Person-to-person (P2P) payment options have certainly made paying back borrowed money to friends and family very convenient. From going out to eat and splitting the tab, to chipping in for a gift, or paying a trusted contact for a service – P2P payment services have made our lives quick and easy. However, if you are a user of a P2P payment service such as Zelle, Square Cash, PayPal, Venmo, Facebook Payments, Google Wallet, Apple Pay, Payzur, and the like – buyer beware.
Continue reading to ensure you know how to spot a P2P payment scam so that you don’t fall victim to this type of fraud. P2P scams are extremely serious, because the victim unfortunately usually is not protected from money lost and fraudulent access to their account(s).
Why are victims of P2P scams usually not protected?
Due to the fact that P2P transactions are consumer initiated, there is not much protection when a fraudulent transaction occurs – because technically the consumer authorized the transaction. Whether it’s the actual consumer or a fraudster who initiated the payment service transfer, there really is no way to prove it. In addition, user error is often not covered either. Most P2P apps have user agreements prior to first time use, where the user agrees when money is sent through the app – any losses are on the user, since they authorized a transaction.
Recently, Zelle’s P2P service added a measure to help prevent users from sending money to the wrong person. Zelle now includes a pop-up warning if a user is trying to send money to someone who is not in their contacts, which makes them think twice before allowing the funds to leave their account.
How does a P2P scam work?
A P2P scam is basically an account takeover scam. Fraudsters will send text messages to an unsuspecting consumer, appearing as if the message is coming from the individual’s financial institution.
- The text will usually appear to come from the individual’s financial institution (aka: spoofing) and will warn them of suspicious debit card activity.
- For those who respond to this fraudulent text, the fraudster will call that consumer also spoofing the financial institution’s phone number – and claim they are from the bank’s fraud department and would like to verify a suspicious transaction.
- The fraudster will then try to get the unsuspecting consumer to verify their identity, and let them know a passcode will be sent via text message – and that the consumer must provide the passcode over the phone.
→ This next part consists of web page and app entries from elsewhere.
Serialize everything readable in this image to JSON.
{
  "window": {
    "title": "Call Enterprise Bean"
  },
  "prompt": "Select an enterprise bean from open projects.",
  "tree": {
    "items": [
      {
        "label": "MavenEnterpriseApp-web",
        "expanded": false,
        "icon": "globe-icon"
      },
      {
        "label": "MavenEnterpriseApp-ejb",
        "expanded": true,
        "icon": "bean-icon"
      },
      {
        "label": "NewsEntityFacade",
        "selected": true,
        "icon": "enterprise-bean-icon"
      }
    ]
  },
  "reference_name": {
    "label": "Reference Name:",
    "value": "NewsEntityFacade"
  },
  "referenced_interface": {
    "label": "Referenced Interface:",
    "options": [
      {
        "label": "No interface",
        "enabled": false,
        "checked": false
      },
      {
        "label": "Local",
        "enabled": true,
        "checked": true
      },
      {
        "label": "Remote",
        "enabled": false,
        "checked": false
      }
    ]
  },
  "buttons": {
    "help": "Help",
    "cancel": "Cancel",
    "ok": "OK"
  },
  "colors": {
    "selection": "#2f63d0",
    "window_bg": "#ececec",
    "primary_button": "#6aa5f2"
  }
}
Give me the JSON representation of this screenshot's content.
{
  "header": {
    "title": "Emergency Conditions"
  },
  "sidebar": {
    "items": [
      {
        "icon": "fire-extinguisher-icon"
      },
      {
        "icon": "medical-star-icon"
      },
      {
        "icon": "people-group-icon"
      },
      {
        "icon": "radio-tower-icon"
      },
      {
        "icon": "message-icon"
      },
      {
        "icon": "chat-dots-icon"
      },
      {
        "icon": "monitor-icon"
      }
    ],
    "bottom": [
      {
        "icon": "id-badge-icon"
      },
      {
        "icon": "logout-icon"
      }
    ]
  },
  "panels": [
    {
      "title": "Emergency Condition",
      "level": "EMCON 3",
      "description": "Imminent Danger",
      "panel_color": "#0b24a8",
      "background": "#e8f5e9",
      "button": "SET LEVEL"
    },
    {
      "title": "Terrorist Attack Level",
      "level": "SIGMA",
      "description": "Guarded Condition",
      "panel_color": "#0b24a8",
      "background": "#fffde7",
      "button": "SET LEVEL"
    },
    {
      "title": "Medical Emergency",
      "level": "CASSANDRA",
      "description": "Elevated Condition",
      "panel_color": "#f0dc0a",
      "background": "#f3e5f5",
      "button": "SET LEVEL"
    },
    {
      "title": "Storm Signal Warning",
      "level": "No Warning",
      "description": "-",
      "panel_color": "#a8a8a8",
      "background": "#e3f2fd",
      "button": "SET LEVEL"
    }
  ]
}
- Once the fraudster has that passcode, they’ll attempt a transaction that triggers another two-step authentication passcode (such as forgot password so they can reset the consumer’s password, or they’ll try to initiate a P2P transaction).
- The fraudster now has access to all of the consumer’s accounts within Online Banking, as well as access to their P2P payment service if one is provided through the bank (such as Zelle) – and will begin using P2P payments to transfer money to themselves.
And unfortunately, there is not much that can be done once this happens – because it appears that the consumer approved the P2P transfer. Since the fraudster spoofed the financial institution phone number, they more than likely won’t be caught either – once it’s recognized that a scam occurred.
How can I make sure I don’t become a P2P scam victim?
- Only send money to people you actually know. P2P transactions are instantaneous (meaning they happen within seconds) and are often irreversible.
- Get all of your recipient’s details prior to initiating a P2P payment. Before you press “send” or “pay,” be sure you have the correct user name, phone number, photo, or other identifier. If you incorrectly enter a recipient’s email or phone number, the money could go to the wrong person and you may not get it back. Some P2P services offer the option of receiving a special code to confirm that the person you’re sending money to is your intended recipient. If this feature is available – use it.
- Confirm you know how to get help if something goes wrong. Before using a P2P service, search the app for procedures and customer service contacts. Know who to reach out to if you have a problem.
- Keep your app updated. Hackers usually look to exploit vulnerabilities. If your software is not up to date, you’re missing out on protections. Be sure automatic updates are turned on so you know you’re covered.
While P2P services are a useful and convenient way to pay those you know without having to go to the ATM or get change – it’s important to also be aware of the risks and ways to avoid fraud while using them.
Always remember that your legitimate financial institution will never ask you for your login credentials, passcodes, or user name. If you have additional questions or concerns about P2P payment services or have been a victim of a P2P scam in relation to a First Financial account, please give us a call at 732.312.1500 or email us at firstname.lastname@example.org.
CUNA Mutual Group 2019 Peer-to-Peer Payments Risk Overview
CUNA Mutual Group Risk Alert – Sophisticated Scams Lead to P2P Fraud (May 12, 2020)